Of all the games this week the one I enjoyed most was Blackpool v Man United. At 2-0 it was fantastic, what a scoreline, what a shock was on the cards. Then just after half-time the commentator said Peter Walton, who was referee, had had Man United 18 times and they had never been on the losing side. I had to smile at that and, sure enough, within 60 seconds Luke Varney was brought down for the most obvious dead cert penalty you could imagine. If converted I'm sure Blackpool would have gone on to win the game. A couple of papers wondered what the decision would have been had it been at the other end. We'll never know, but Blackpool didn't get it and United went on to stage that incredible comeback to stay unbeaten.
Sir Alex made his presence felt when, in front of the dug-out, there was a tackle made by Charlie Adam. The referee was obviously not going to book him when up jumped Sir Alex saying his player had been booked for a tackle. What does Walton do? He makes a late decision to issue a yellow card.

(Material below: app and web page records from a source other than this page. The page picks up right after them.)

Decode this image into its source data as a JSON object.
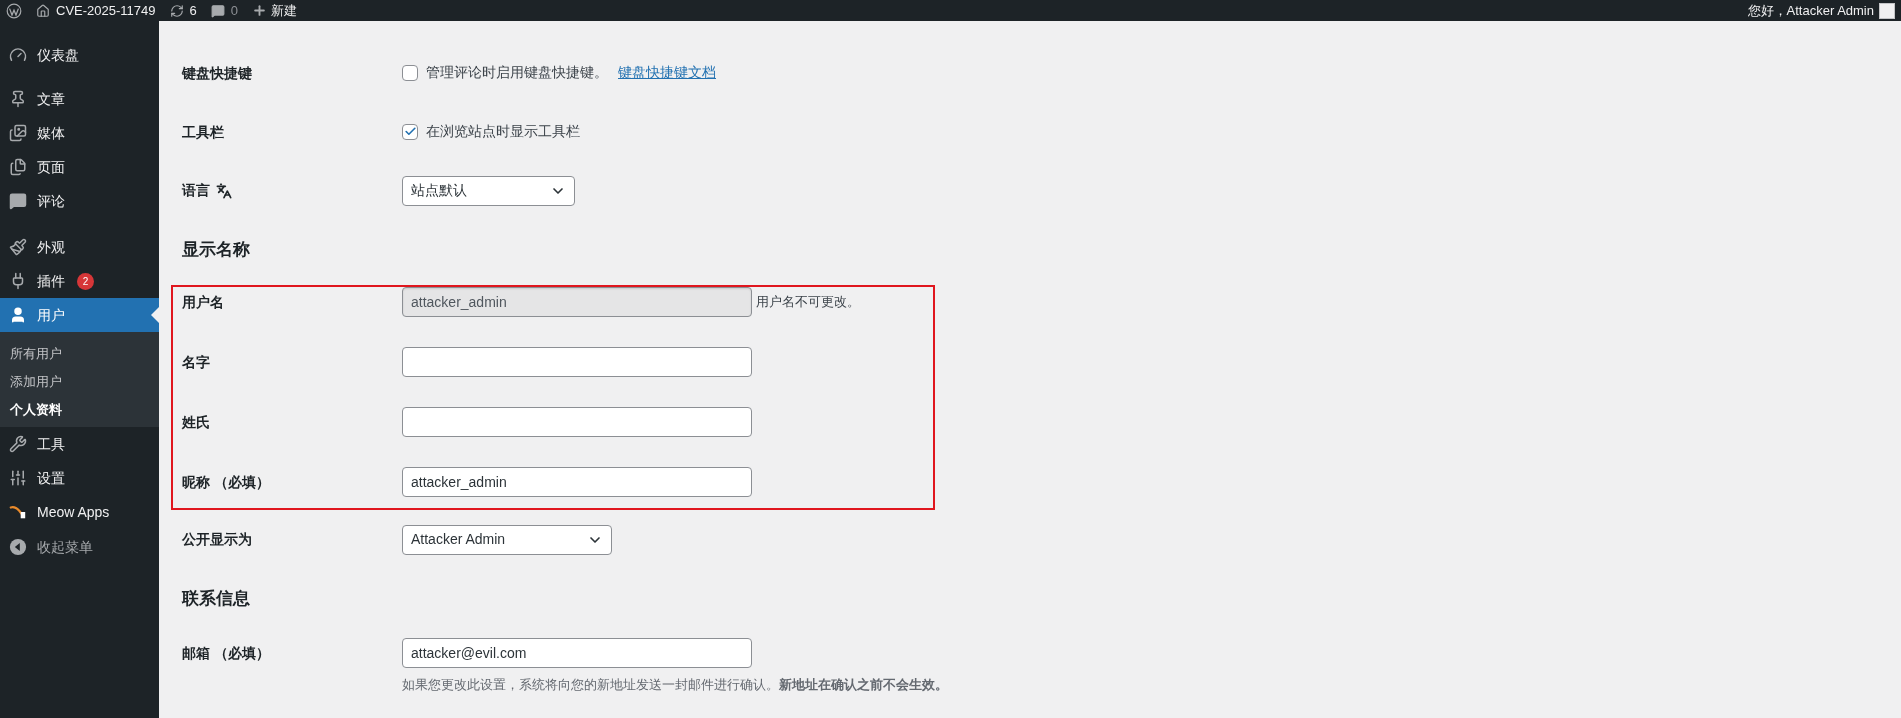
{
  "admin_bar": {
    "site_name": "CVE-2025-11749",
    "updates": "6",
    "comments": "0",
    "new": "新建",
    "greeting": "您好，Attacker Admin"
  },
  "sidebar": {
    "items": [
      {
        "label": "仪表盘",
        "selected": false
      },
      {
        "label": "文章",
        "selected": false
      },
      {
        "label": "媒体",
        "selected": false
      },
      {
        "label": "页面",
        "selected": false
      },
      {
        "label": "评论",
        "selected": false
      },
      {
        "label": "外观",
        "selected": false
      },
      {
        "label": "插件",
        "selected": false,
        "badge": "2"
      },
      {
        "label": "用户",
        "selected": true,
        "children": [
          {
            "label": "所有用户",
            "selected": false
          },
          {
            "label": "添加用户",
            "selected": false
          },
          {
            "label": "个人资料",
            "selected": true
          }
        ]
      },
      {
        "label": "工具",
        "selected": false
      },
      {
        "label": "设置",
        "selected": false
      },
      {
        "label": "Meow Apps",
        "selected": false
      }
    ],
    "collapse_label": "收起菜单"
  },
  "rows": [
    {
      "kind": "checkbox",
      "label": "键盘快捷键",
      "text": "管理评论时启用键盘快捷键。",
      "link": "键盘快捷键文档",
      "checked": false,
      "highlighted": false
    },
    {
      "kind": "checkbox",
      "label": "工具栏",
      "text": "在浏览站点时显示工具栏",
      "checked": true,
      "highlighted": false
    },
    {
      "kind": "language",
      "label": "语言",
      "value": "站点默认",
      "highlighted": false
    },
    {
      "kind": "heading",
      "label": "显示名称",
      "highlighted": false
    },
    {
      "kind": "field",
      "label": "用户名",
      "value": "attacker_admin",
      "disabled": true,
      "note": "用户名不可更改。",
      "highlighted": true
    },
    {
      "kind": "field",
      "label": "名字",
      "disabled": false,
      "highlighted": true
    },
    {
      "kind": "field",
      "label": "姓氏",
      "disabled": false,
      "highlighted": true
    },
    {
      "kind": "field",
      "label": "昵称 （必填）",
      "value": "attacker_admin",
      "disabled": false,
      "highlighted": true
    },
    {
      "kind": "select",
      "label": "公开显示为",
      "value": "Attacker Admin",
      "highlighted": false
    },
    {
      "kind": "heading",
      "label": "联系信息",
      "highlighted": false
    },
    {
      "kind": "field",
      "label": "邮箱 （必填）",
      "value": "attacker@evil.com",
      "disabled": false,
      "highlighted": false,
      "description": "如果您更改此设置，系统将向您的新地址发送一封邮件进行确认。**新地址在确认之前不会生效。**"
    }
  ]
}
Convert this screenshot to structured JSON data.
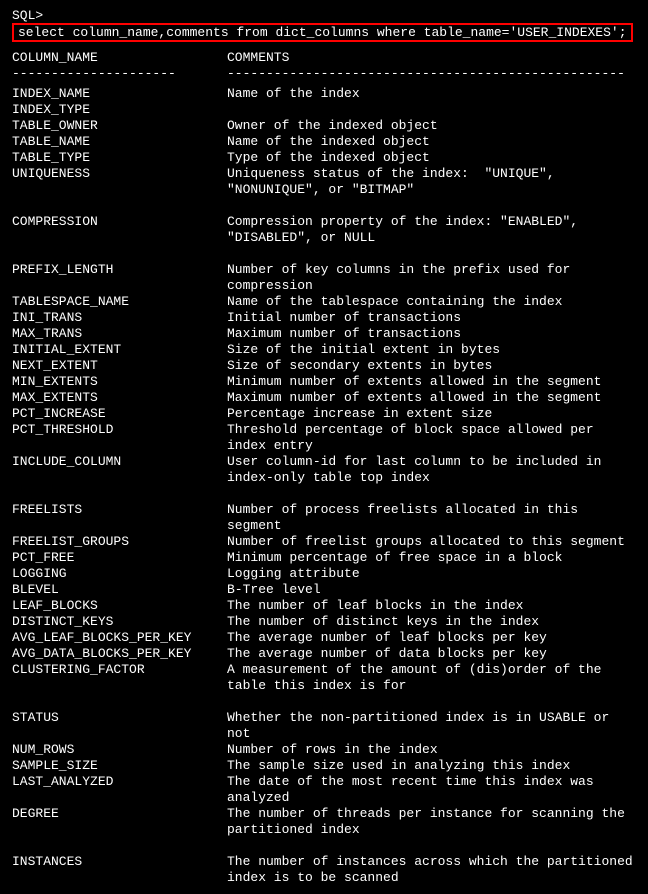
{
  "prompt": "SQL>",
  "command": "select column_name,comments from dict_columns where table_name='USER_INDEXES';",
  "headers": {
    "col1": "COLUMN_NAME",
    "col2": "COMMENTS"
  },
  "separators": {
    "col1": "---------------------",
    "col2": "---------------------------------------------------"
  },
  "rows": [
    {
      "name": "INDEX_NAME",
      "comment": "Name of the index",
      "gap": false
    },
    {
      "name": "INDEX_TYPE",
      "comment": "",
      "gap": false
    },
    {
      "name": "TABLE_OWNER",
      "comment": "Owner of the indexed object",
      "gap": false
    },
    {
      "name": "TABLE_NAME",
      "comment": "Name of the indexed object",
      "gap": false
    },
    {
      "name": "TABLE_TYPE",
      "comment": "Type of the indexed object",
      "gap": false
    },
    {
      "name": "UNIQUENESS",
      "comment": "Uniqueness status of the index:  \"UNIQUE\",  \"NONUNIQUE\", or \"BITMAP\"",
      "gap": true
    },
    {
      "name": "COMPRESSION",
      "comment": "Compression property of the index: \"ENABLED\",  \"DISABLED\", or NULL",
      "gap": true
    },
    {
      "name": "PREFIX_LENGTH",
      "comment": "Number of key columns in the prefix used for compression",
      "gap": false
    },
    {
      "name": "TABLESPACE_NAME",
      "comment": "Name of the tablespace containing the index",
      "gap": false
    },
    {
      "name": "INI_TRANS",
      "comment": "Initial number of transactions",
      "gap": false
    },
    {
      "name": "MAX_TRANS",
      "comment": "Maximum number of transactions",
      "gap": false
    },
    {
      "name": "INITIAL_EXTENT",
      "comment": "Size of the initial extent in bytes",
      "gap": false
    },
    {
      "name": "NEXT_EXTENT",
      "comment": "Size of secondary extents in bytes",
      "gap": false
    },
    {
      "name": "MIN_EXTENTS",
      "comment": "Minimum number of extents allowed in the segment",
      "gap": false
    },
    {
      "name": "MAX_EXTENTS",
      "comment": "Maximum number of extents allowed in the segment",
      "gap": false
    },
    {
      "name": "PCT_INCREASE",
      "comment": "Percentage increase in extent size",
      "gap": false
    },
    {
      "name": "PCT_THRESHOLD",
      "comment": "Threshold percentage of block space allowed per index entry",
      "gap": false
    },
    {
      "name": "INCLUDE_COLUMN",
      "comment": "User column-id for last column to be included in index-only table top index",
      "gap": true
    },
    {
      "name": "FREELISTS",
      "comment": "Number of process freelists allocated in this segment",
      "gap": false
    },
    {
      "name": "FREELIST_GROUPS",
      "comment": "Number of freelist groups allocated to this segment",
      "gap": false
    },
    {
      "name": "PCT_FREE",
      "comment": "Minimum percentage of free space in a block",
      "gap": false
    },
    {
      "name": "LOGGING",
      "comment": "Logging attribute",
      "gap": false
    },
    {
      "name": "BLEVEL",
      "comment": "B-Tree level",
      "gap": false
    },
    {
      "name": "LEAF_BLOCKS",
      "comment": "The number of leaf blocks in the index",
      "gap": false
    },
    {
      "name": "DISTINCT_KEYS",
      "comment": "The number of distinct keys in the index",
      "gap": false
    },
    {
      "name": "AVG_LEAF_BLOCKS_PER_KEY",
      "comment": "The average number of leaf blocks per key",
      "gap": false
    },
    {
      "name": "AVG_DATA_BLOCKS_PER_KEY",
      "comment": "The average number of data blocks per key",
      "gap": false
    },
    {
      "name": "CLUSTERING_FACTOR",
      "comment": "A measurement of the amount of (dis)order of the table this index is for",
      "gap": true
    },
    {
      "name": "STATUS",
      "comment": "Whether the non-partitioned index is in USABLE or not",
      "gap": false
    },
    {
      "name": "NUM_ROWS",
      "comment": "Number of rows in the index",
      "gap": false
    },
    {
      "name": "SAMPLE_SIZE",
      "comment": "The sample size used in analyzing this index",
      "gap": false
    },
    {
      "name": "LAST_ANALYZED",
      "comment": "The date of the most recent time this index was analyzed",
      "gap": false
    },
    {
      "name": "DEGREE",
      "comment": "The number of threads per instance for scanning the partitioned index",
      "gap": true
    },
    {
      "name": "INSTANCES",
      "comment": "The number of instances across which the partitioned index is to be scanned",
      "gap": false
    }
  ]
}
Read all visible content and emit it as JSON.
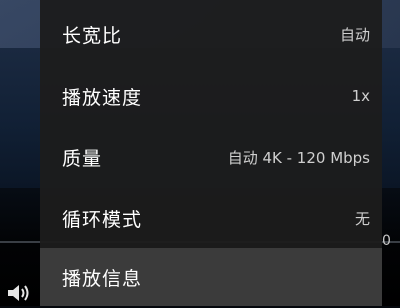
{
  "menu": {
    "items": [
      {
        "label": "长宽比",
        "value": "自动"
      },
      {
        "label": "播放速度",
        "value": "1x"
      },
      {
        "label": "质量",
        "value": "自动 4K - 120 Mbps"
      },
      {
        "label": "循环模式",
        "value": "无"
      },
      {
        "label": "播放信息",
        "value": ""
      }
    ]
  },
  "player": {
    "volume_icon": "speaker-icon",
    "right_fragment": "0"
  }
}
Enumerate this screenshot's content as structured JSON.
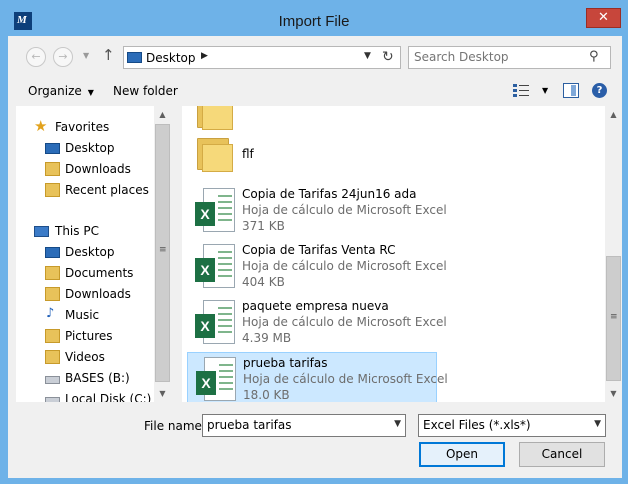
{
  "window": {
    "title": "Import File",
    "close_glyph": "✕",
    "icon": "dynamics-app-icon"
  },
  "address_bar": {
    "location": "Desktop"
  },
  "search": {
    "placeholder": "Search Desktop"
  },
  "toolbar": {
    "organize_label": "Organize",
    "new_folder_label": "New folder"
  },
  "nav_pane": {
    "favorites_header": "Favorites",
    "favorites": [
      {
        "label": "Desktop",
        "icon": "desktop-icon"
      },
      {
        "label": "Downloads",
        "icon": "downloads-folder-icon"
      },
      {
        "label": "Recent places",
        "icon": "recent-places-icon"
      }
    ],
    "this_pc_header": "This PC",
    "this_pc": [
      {
        "label": "Desktop",
        "icon": "desktop-icon"
      },
      {
        "label": "Documents",
        "icon": "documents-folder-icon"
      },
      {
        "label": "Downloads",
        "icon": "downloads-folder-icon"
      },
      {
        "label": "Music",
        "icon": "music-icon"
      },
      {
        "label": "Pictures",
        "icon": "pictures-folder-icon"
      },
      {
        "label": "Videos",
        "icon": "videos-folder-icon"
      },
      {
        "label": "BASES (B:)",
        "icon": "drive-icon"
      },
      {
        "label": "Local Disk (C:)",
        "icon": "drive-icon"
      }
    ]
  },
  "files": [
    {
      "name": "flf",
      "kind": "folder"
    },
    {
      "name": "Copia de Tarifas 24jun16 ada",
      "type": "Hoja de cálculo de Microsoft Excel",
      "size": "371 KB",
      "kind": "excel"
    },
    {
      "name": "Copia de Tarifas Venta RC",
      "type": "Hoja de cálculo de Microsoft Excel",
      "size": "404 KB",
      "kind": "excel"
    },
    {
      "name": "paquete empresa nueva",
      "type": "Hoja de cálculo de Microsoft Excel",
      "size": "4.39 MB",
      "kind": "excel"
    },
    {
      "name": "prueba tarifas",
      "type": "Hoja de cálculo de Microsoft Excel",
      "size": "18.0 KB",
      "kind": "excel",
      "selected": true
    }
  ],
  "bottom": {
    "file_name_label": "File name:",
    "file_name_value": "prueba tarifas",
    "file_type_value": "Excel Files (*.xls*)",
    "open_label": "Open",
    "cancel_label": "Cancel"
  },
  "colors": {
    "titlebar": "#6eb2e8",
    "close": "#c7463b",
    "selection": "#cce8ff",
    "excel": "#1d7044"
  }
}
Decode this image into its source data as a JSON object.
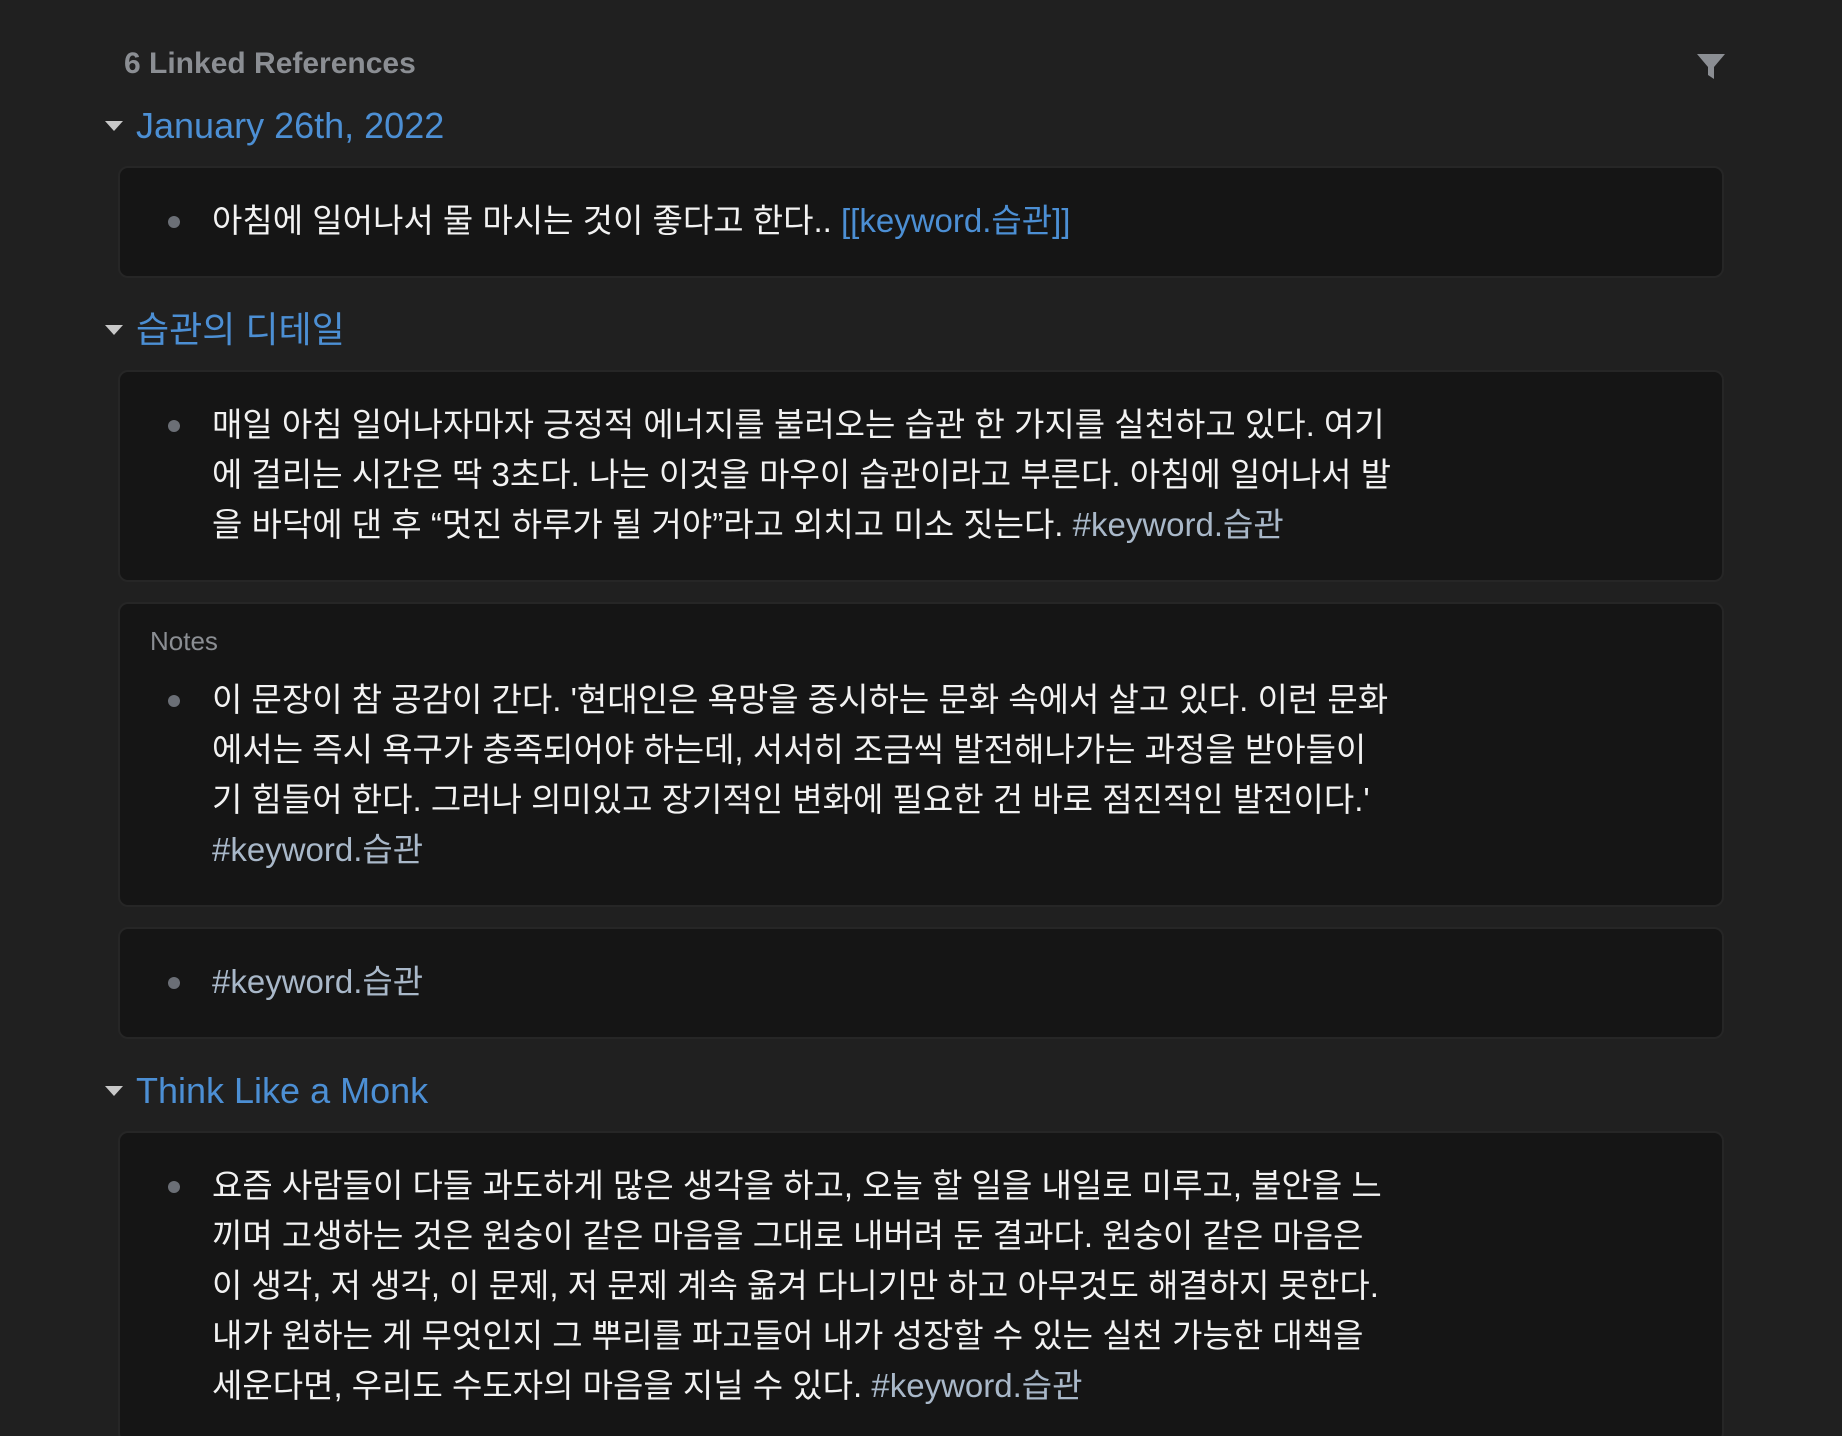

United's comeback, after surviving that penalty appeal, took me back to when I was playing at Scunthorpe and reffing in the local leagues. One Sunday I did a game at an RAF camp in horrendous conditions. One team, despite kicking up the slope, got into a 3-0 lead. Just before half-time they had a certain penalty. I thought to myself, "if I give this it'll be 10-0 in the second half and I won't enjoy it all". So I didn't give it. You all know what happened next. In the second half the other team scored four goals to win the game. I went quickly and quietly to my car after the game. I remember telling the home club secretary to keep my expenses for the club coffers. He was grateful, but it was the only way I thought I could compensate for what I had done.
5. What's wrong with Ollie taking a transfer cut? I did
What a hullabaloo over Ian Holloway taking a percentage of transfer fee sales. There's nothing new about that. I had it in my contract at Notts County two decades ago. In my case it was because my basic salary was low compared to everyone else in the division, that's possibly the same with Ian.
If he has an incentive to get the highest possible fee for his players it not only helps the club, it satisfies the chairman and board, too. It doesn't mean you are going to want to sell players because it weakens your team and if your team isn't strong enough eventually you'll be out of a job altogether.
Ian's certainly been in the news. I'd love to speak to the committee that fined Blackpool £25,000 for "fielding a weakened team". I'd ask them why, when Liverpool played 10 reserves at Fulham a few years ago – enabling Fulham to get the result that kept them up – they didn't fine Liverpool.
6. Nothing like a trio of star turns to get you on your feet
Amy was in a performing arts night at school. She recited a poem and sang the Peter Pan song: "The Second Star to the Right." It brought a tear to Sharon's eye. It does when they're your kids.
Will's highlight was on the rugby pitch on Wednesday. He got the ball right in front of me. I said "go on son", and he ducked and dived through tackle after tackle to score a try. I jumped up to celebrate just like I did when Wayne Routledge scored our winner against Coventry last Sunday.
7. Some players have lost sight of values Lofthouse stood for
What a wonderful send-off for Nat Lofthouse this week. It was great to see how well-attended his funeral was. He was always a gentleman whenever you met him. Nat was in the same mould as Bobby Robson, Bobby Charlton and Jimmy Armfield. It's hard to think of many others like them.
And talking of much-admired centre-forwards, I see Emmanuel Adebayor is saying Real Madrid is the best club in the world. I bet that's endeared him to fans of Manchester City and Arsenal.Reuse content